When you have mapped out the key aspects, you can better target and focus your searches with narrower keywords.
Example articles include the following.
To discover if a work discussed is available via UniSA Library copy the title of the book, article or journal into the Library Catalogue and search.
There are many different types of books.
Books may be categorised as:
scholarly | trade | professional | reference | textbook | handbook | monograph | edited volume | conference proceedings
"You should think of it as a book with one consistent argument or set of arguments that runs through from the introduction to the conclusion and is based on research (hence ‘research monograph’). It follows that one or more people may author a monograph." (Epstein, Kenway & Boden 2007, p. 77)
"...peer reviewed original research in book form..." (Clark & Phillips 2014, p. 73)
Before searching, identity the content words and phrases (e.g. medical gaze) and the instruction words (e.g. evaluate, discuss). What do you need to answer in your essay? This will help guide your searching.
Develop key words and phrases by brainstorming around the essay topics, drawing on definitions from reference works, your readings, course notes and initial literature searching. These are a few examples of keywords we have brainstormed from a few of your essay questions:
What terms are appropriate for your essay question?
Use the terms of others in your searches. Look for relevant keywords and phrases in the record e.g. in the title, abstract, and subject fields and use these to refine your search.
Compare the number of results from the following Catalogue searches:
Typing OR into the Library Catalogue does not always work well. Keep Catalogue searches simple and try repeating searches with different combinations of terms.
Many databases including Sociological Abstracts offer a sophisticated search interface that allows you to enter your terms in either a Basic search or Advanced search:
As with the Catalogue, AND is assumed i.e. (employment OR work OR occupation) AND identity.
You can enter the terms for each concept on a separate row. The rows are combined with AND.
In many search interfaces (including the Catalogue and ProQuest) you can use double quotation marks to find two or more words next to each other in that order.
As authors can use words in many different combinations, don't overuse this tool - you might miss relevant literature. Only use it when you need to avoid irrelevant results.
Find alternative word endings using a truncation symbol.
In many search tools including the Catalogue and Sociological Abstracts this is an asterisk.
|Typing...||...finds alternate word endings such as:|
Example Catalogue search: sociolog* theor*
|Increasing results||Reducing results|
|Remove a concept||Add a concept|
|Add alternative terms||Search in a specific part of the record ('field')|
|Use broader keywords||Use more specific keywords|
|Remove limits (e.g. date)||Apply limits (e.g. date)|
|Avoid highly specific phrases||Use phrase searching|
|Use an appropriate search tool|
Record and organise what you find

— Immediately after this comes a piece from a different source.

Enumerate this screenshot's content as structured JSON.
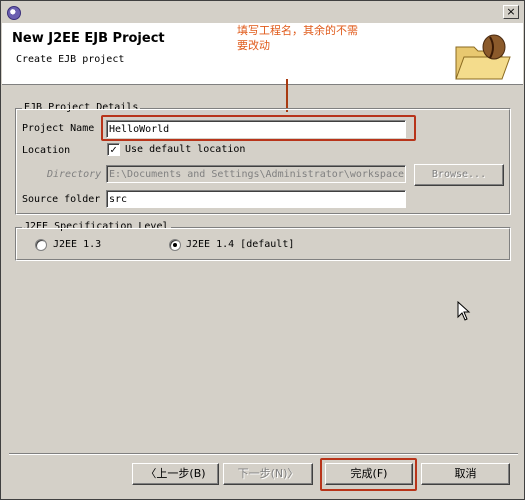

Some search tools have the option to capture details of references one-by-one or as a batch via
Print | Save | Email | Export to reference management software (e.g. EndNote)
Select the title link to open the complete record
From the result list, select the blue dots with a white plus symbol next to items of interest. At the top right of the screen is a temporary Saved Items list. Make a final selection, then choose 'Cite'
Example Advanced Search - keywords
One concept per row, using OR for synonyms.
Searching 'Anywhere' finds terms in any part of the record e.g. title, abstract.
Thesaurus and subject headings
When you find a relevant record, look at the terms listed next to Subject and refine (modify) your search to include any that appear relevant. The search example above includes a number of terms that are official 'subject headings' from the Sociological Abstracts thesaurus of descriptive terms. Not all records in the database have subject headings, so searching for these useful terms 'Anywhere' rather than in the Subject field will maximise your results.
You can limit your results to a broad subject area using these codes.
View the recorded presentation 'Scholarly' and 'peer reviewed'
- Defining 'academic', 'scholarly' and 'peer reviewed'
- Indicators that will help you determine if a book or article is scholarly
- The peer review process and finding peer reviewed articles
- Beyond peer review: journal rank and more
A few links to resources mentioned in the presentation: